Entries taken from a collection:
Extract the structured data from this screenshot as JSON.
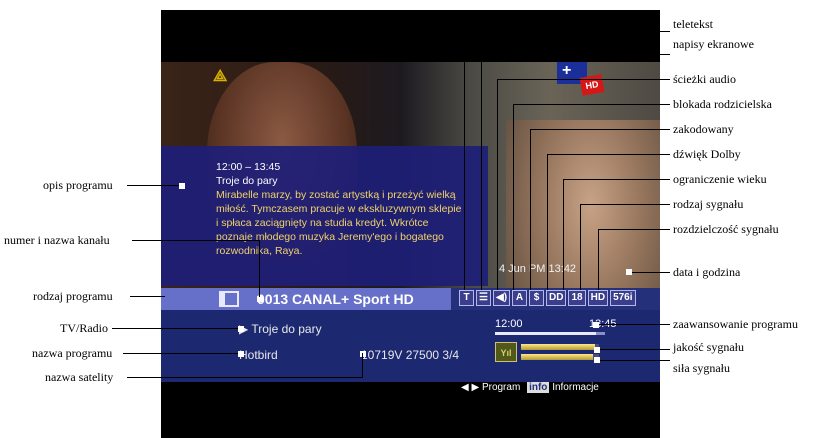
{
  "tv": {
    "info": {
      "time": "12:00 – 13:45",
      "title": "Troje do pary",
      "description": "Mirabelle marzy, by zostać artystką i przeżyć wielką miłość. Tymczasem pracuje w ekskluzywnym sklepie i spłaca zaciągnięty na studia kredyt. Wkrótce poznaje młodego muzyka Jeremy'ego i bogatego rozwodnika, Raya."
    },
    "datetime": "4 Jun PM 13:42",
    "channel": "0013 CANAL+ Sport HD",
    "icons": [
      "T",
      "☰",
      "◀)",
      "A",
      "$",
      "DD",
      "18",
      "HD",
      "576i"
    ],
    "tv_radio_label": "▶ Troje do pary",
    "satellite": "Hotbird",
    "frequency": "10719V 27500 3/4",
    "time_start": "12:00",
    "time_end": "13:45",
    "progress_fraction": 0.92,
    "signal_quality_fraction": 0.95,
    "signal_strength_fraction": 0.92,
    "signal_icon_text": "Yıl",
    "nav_program": "◀ ▶ Program",
    "nav_info_key": "info",
    "nav_info_label": "Informacje",
    "ch_logo_plus": "+",
    "hd_badge": "HD"
  },
  "annotations_left": {
    "opis_programu": "opis programu",
    "numer_nazwa": "numer i nazwa kanału",
    "rodzaj_programu": "rodzaj programu",
    "tv_radio": "TV/Radio",
    "nazwa_programu": "nazwa programu",
    "nazwa_satelity": "nazwa satelity"
  },
  "annotations_right": {
    "teletekst": "teletekst",
    "napisy": "napisy ekranowe",
    "sciezki": "ścieżki audio",
    "blokada": "blokada rodzicielska",
    "zakodowany": "zakodowany",
    "dolby": "dźwięk Dolby",
    "ograniczenie": "ograniczenie wieku",
    "rodzaj_sygnalu": "rodzaj sygnału",
    "rozdzielczosc": "rozdzielczość sygnału",
    "data_godzina": "data i godzina",
    "zaawansowanie": "zaawansowanie programu",
    "jakosc": "jakość sygnału",
    "sila": "siła sygnału"
  }
}
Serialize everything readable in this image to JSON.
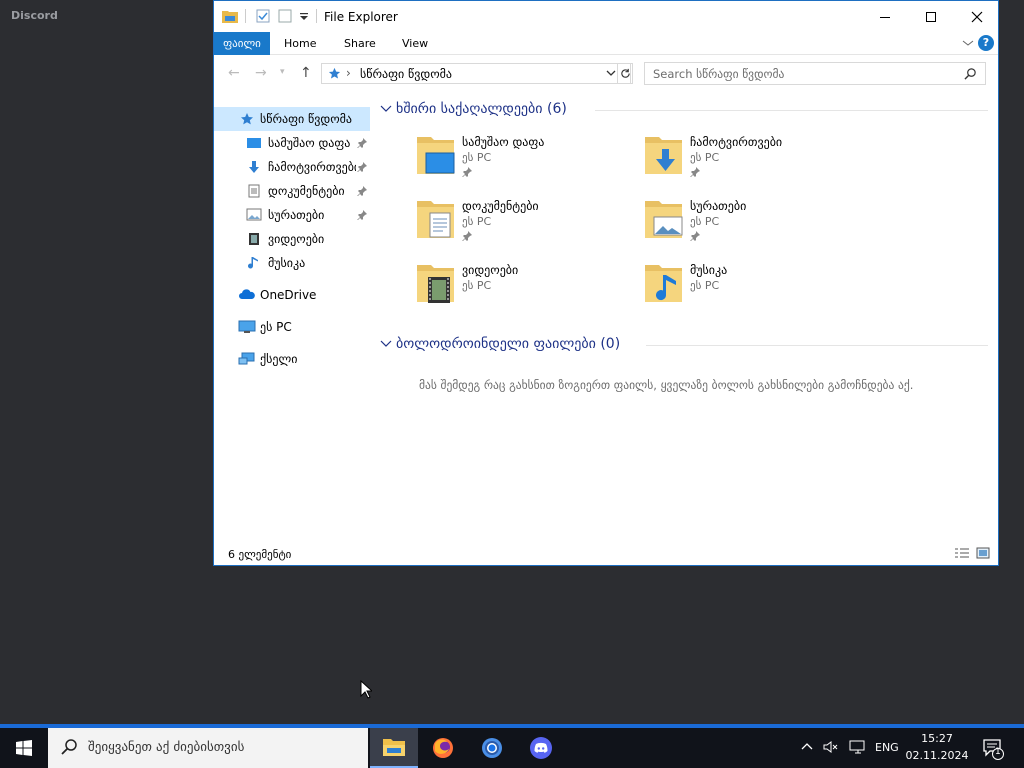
{
  "background_app": {
    "name": "Discord"
  },
  "window": {
    "title": "File Explorer",
    "controls": {
      "minimize": "minimize-icon",
      "maximize": "maximize-icon",
      "close": "close-icon"
    }
  },
  "ribbon": {
    "tabs": [
      {
        "label": "ფაილი",
        "active": true
      },
      {
        "label": "Home"
      },
      {
        "label": "Share"
      },
      {
        "label": "View"
      }
    ],
    "help": "?"
  },
  "address": {
    "path": "სწრაფი წვდომა",
    "search_placeholder": "Search სწრაფი წვდომა"
  },
  "nav_pane": {
    "items": [
      {
        "label": "სწრაფი წვდომა",
        "icon": "star-icon",
        "selected": true
      },
      {
        "label": "სამუშაო დაფა",
        "icon": "desktop-icon",
        "pinned": true
      },
      {
        "label": "ჩამოტვირთვები",
        "icon": "download-icon",
        "pinned": true
      },
      {
        "label": "დოკუმენტები",
        "icon": "document-icon",
        "pinned": true
      },
      {
        "label": "სურათები",
        "icon": "pictures-icon",
        "pinned": true
      },
      {
        "label": "ვიდეოები",
        "icon": "video-icon"
      },
      {
        "label": "მუსიკა",
        "icon": "music-icon"
      },
      {
        "label": "OneDrive",
        "icon": "cloud-icon"
      },
      {
        "label": "ეს PC",
        "icon": "computer-icon"
      },
      {
        "label": "ქსელი",
        "icon": "network-icon"
      }
    ]
  },
  "content": {
    "frequent_header": "ხშირი საქაღალდეები (6)",
    "recent_header": "ბოლოდროინდელი ფაილები (0)",
    "empty_message": "მას შემდეგ რაც გახსნით ზოგიერთ ფაილს, ყველაზე ბოლოს გახსნილები გამოჩნდება აქ.",
    "folders": [
      {
        "name": "სამუშაო დაფა",
        "location": "ეს PC",
        "pinned": true,
        "icon": "desktop-folder-icon"
      },
      {
        "name": "ჩამოტვირთვები",
        "location": "ეს PC",
        "pinned": true,
        "icon": "downloads-folder-icon"
      },
      {
        "name": "დოკუმენტები",
        "location": "ეს PC",
        "pinned": true,
        "icon": "documents-folder-icon"
      },
      {
        "name": "სურათები",
        "location": "ეს PC",
        "pinned": true,
        "icon": "pictures-folder-icon"
      },
      {
        "name": "ვიდეოები",
        "location": "ეს PC",
        "pinned": false,
        "icon": "videos-folder-icon"
      },
      {
        "name": "მუსიკა",
        "location": "ეს PC",
        "pinned": false,
        "icon": "music-folder-icon"
      }
    ]
  },
  "status": {
    "count": "6 ელემენტი"
  },
  "taskbar": {
    "search_placeholder": "შეიყვანეთ აქ ძიებისთვის",
    "apps": [
      "file-explorer-icon",
      "firefox-icon",
      "chrome-icon",
      "discord-icon"
    ],
    "language": "ENG",
    "time": "15:27",
    "date": "02.11.2024",
    "notification_count": "1"
  },
  "colors": {
    "accent": "#1979ca",
    "taskbar": "#10131a",
    "discord_bg": "#2c2d31"
  }
}
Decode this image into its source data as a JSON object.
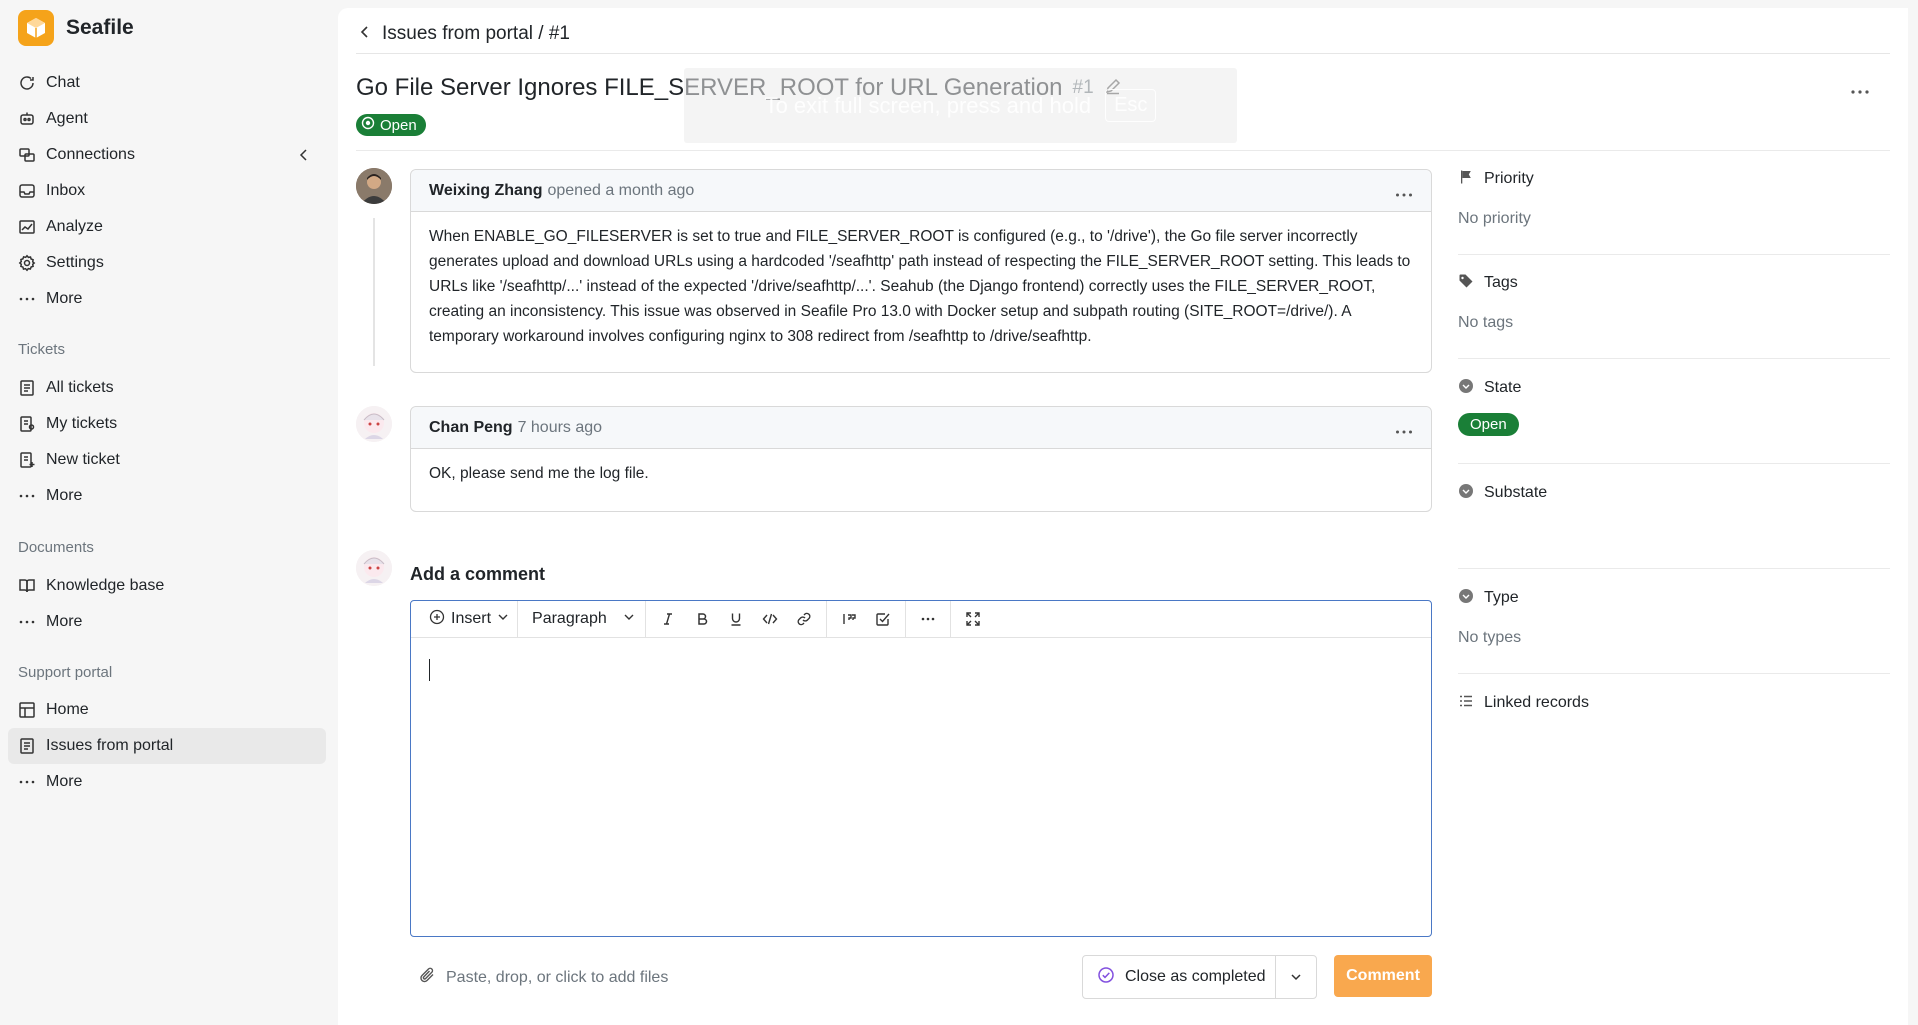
{
  "app": {
    "name": "Seafile",
    "accent": "#f5a31a"
  },
  "sidebar": {
    "main_items": [
      {
        "label": "Chat",
        "icon": "chat-icon"
      },
      {
        "label": "Agent",
        "icon": "agent-icon"
      },
      {
        "label": "Connections",
        "icon": "connections-icon"
      },
      {
        "label": "Inbox",
        "icon": "inbox-icon"
      },
      {
        "label": "Analyze",
        "icon": "analyze-icon"
      },
      {
        "label": "Settings",
        "icon": "gear-icon"
      },
      {
        "label": "More",
        "icon": "more-icon"
      }
    ],
    "tickets": {
      "title": "Tickets",
      "items": [
        {
          "label": "All tickets"
        },
        {
          "label": "My tickets"
        },
        {
          "label": "New ticket"
        },
        {
          "label": "More"
        }
      ]
    },
    "documents": {
      "title": "Documents",
      "items": [
        {
          "label": "Knowledge base"
        },
        {
          "label": "More"
        }
      ]
    },
    "support": {
      "title": "Support portal",
      "items": [
        {
          "label": "Home"
        },
        {
          "label": "Issues from portal",
          "active": true
        },
        {
          "label": "More"
        }
      ]
    }
  },
  "header": {
    "breadcrumb": "Issues from portal / #1",
    "title": "Go File Server Ignores FILE_SERVER_ROOT for URL Generation",
    "number": "#1",
    "status": "Open",
    "status_color": "#1a7f37"
  },
  "fullscreen_hint": {
    "text": "To exit full screen, press and hold",
    "key": "Esc"
  },
  "comments": [
    {
      "author": "Weixing Zhang",
      "time": "opened a month ago",
      "body": "When ENABLE_GO_FILESERVER is set to true and FILE_SERVER_ROOT is configured (e.g., to '/drive'), the Go file server incorrectly generates upload and download URLs using a hardcoded '/seafhttp' path instead of respecting the FILE_SERVER_ROOT setting. This leads to URLs like '/seafhttp/...' instead of the expected '/drive/seafhttp/...'. Seahub (the Django frontend) correctly uses the FILE_SERVER_ROOT, creating an inconsistency. This issue was observed in Seafile Pro 13.0 with Docker setup and subpath routing (SITE_ROOT=/drive/). A temporary workaround involves configuring nginx to 308 redirect from /seafhttp to /drive/seafhttp."
    },
    {
      "author": "Chan Peng",
      "time": "7 hours ago",
      "body": "OK, please send me the log file."
    }
  ],
  "composer": {
    "title": "Add a comment",
    "insert_label": "Insert",
    "block_label": "Paragraph",
    "attach_text": "Paste, drop, or click to add files",
    "close_label": "Close as completed",
    "submit_label": "Comment",
    "submit_color": "#f9a84e"
  },
  "details": {
    "priority": {
      "label": "Priority",
      "value": "No priority"
    },
    "tags": {
      "label": "Tags",
      "value": "No tags"
    },
    "state": {
      "label": "State",
      "value": "Open"
    },
    "substate": {
      "label": "Substate"
    },
    "type": {
      "label": "Type",
      "value": "No types"
    },
    "linked": {
      "label": "Linked records"
    }
  }
}
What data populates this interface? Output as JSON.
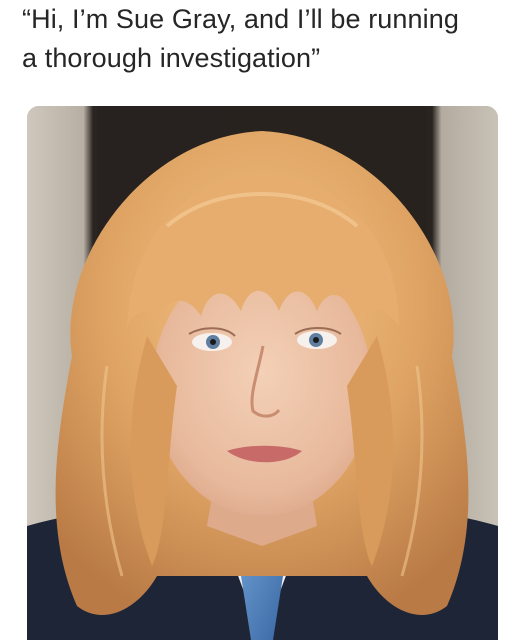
{
  "caption": {
    "line1": "“Hi, I’m Sue Gray, and I’ll be running",
    "line2": "a thorough investigation”"
  },
  "photo": {
    "subject": "portrait-photo",
    "colors": {
      "hair": "#E0A868",
      "suit": "#1E2537",
      "tie": "#4D7EB8",
      "shirt": "#F3F4F6",
      "skin": "#EBC2A6",
      "background": "#2A2421"
    }
  }
}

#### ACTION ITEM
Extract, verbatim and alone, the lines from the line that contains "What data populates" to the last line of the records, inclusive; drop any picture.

#### TASK RESPONSE
What data populates this interface? Output as JSON.
{
  "caption": {
    "line1": "“Hi, I’m Sue Gray, and I’ll be running",
    "line2": "a thorough investigation”"
  },
  "photo": {
    "subject": "portrait-photo",
    "colors": {
      "hair": "#E0A868",
      "suit": "#1E2537",
      "tie": "#4D7EB8",
      "shirt": "#F3F4F6",
      "skin": "#EBC2A6",
      "background": "#2A2421"
    }
  }
}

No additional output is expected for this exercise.